Yet another world aviation body, the International Air Transport Association wants governments to criminalize the shipping of dangerous goods. James Woodrow, who heads IATA’s Cargo Committee, is also chief of Cathay Pacific Cargo. He recently told delegates to the World Cargo Symposium in Shanghai, “Flagrant abuses of dangerous goods shipping regulations, which place aircraft safety at risk, must be criminalized.”
At the same time IATA, at least as of this writing, is not ready to endorse an outright ban of bulk shipments of lithium-ions on passenger aircraft. “We don’t believe that a total prohibition is the correct approach,” says Perry Flint, IATA’s head of corporate communications for The Americas. He says IATA has seen no incidents “involving correctly manufactured and properly compliant shipments.”
As the bureaucratic back and forth continues, some carriers have taken matters into their own hands, and unambiguously prohibited bulk shipments of the batteries on their aircraft. United Airlines, Virgin Australia, Qantas and Delta Air Lines are four of them. United spokesman Charles Hobart, citing safety concerns, says, “While the risk is minimal, United has chosen to eliminate this potential risk by no longer accepting or loading any bulk shipments of UN3480 lithium ion batteries.”
How many other airlines follow suit remains to be seen. That could become clearer as IACO prepares to tackle the topic.
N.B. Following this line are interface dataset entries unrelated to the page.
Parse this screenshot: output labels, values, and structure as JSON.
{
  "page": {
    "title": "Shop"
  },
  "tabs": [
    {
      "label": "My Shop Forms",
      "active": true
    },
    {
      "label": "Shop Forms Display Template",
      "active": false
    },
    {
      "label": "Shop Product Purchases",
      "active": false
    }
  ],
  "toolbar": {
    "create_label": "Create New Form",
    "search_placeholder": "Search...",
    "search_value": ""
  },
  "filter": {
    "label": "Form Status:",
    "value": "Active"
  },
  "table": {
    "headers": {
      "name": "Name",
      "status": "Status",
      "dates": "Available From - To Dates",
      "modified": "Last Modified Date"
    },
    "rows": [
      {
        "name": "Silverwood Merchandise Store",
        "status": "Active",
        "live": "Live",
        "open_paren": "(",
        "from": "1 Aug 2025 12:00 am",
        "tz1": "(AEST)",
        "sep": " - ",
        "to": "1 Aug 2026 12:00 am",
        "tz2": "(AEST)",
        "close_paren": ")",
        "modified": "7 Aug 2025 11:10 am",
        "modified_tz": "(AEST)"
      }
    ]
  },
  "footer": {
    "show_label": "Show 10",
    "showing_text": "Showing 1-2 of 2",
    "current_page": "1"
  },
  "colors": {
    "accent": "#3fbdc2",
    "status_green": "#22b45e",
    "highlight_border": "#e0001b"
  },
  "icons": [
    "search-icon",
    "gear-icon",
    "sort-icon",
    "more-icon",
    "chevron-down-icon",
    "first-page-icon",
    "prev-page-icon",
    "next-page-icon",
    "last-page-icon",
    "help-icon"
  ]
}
None of this means you can’t still take that lithium-ion-powered computer of yours into the passenger cabin in your carry-on hand luggage. However, you can’t pack any lithium-powered devices, including laptops, in a checked bag. As for spare lithium-ion batteries, they’re also limited to carry-on only, and they should be individually protected from short-circuits by taping the terminals or putting them in a sealable plastic bag.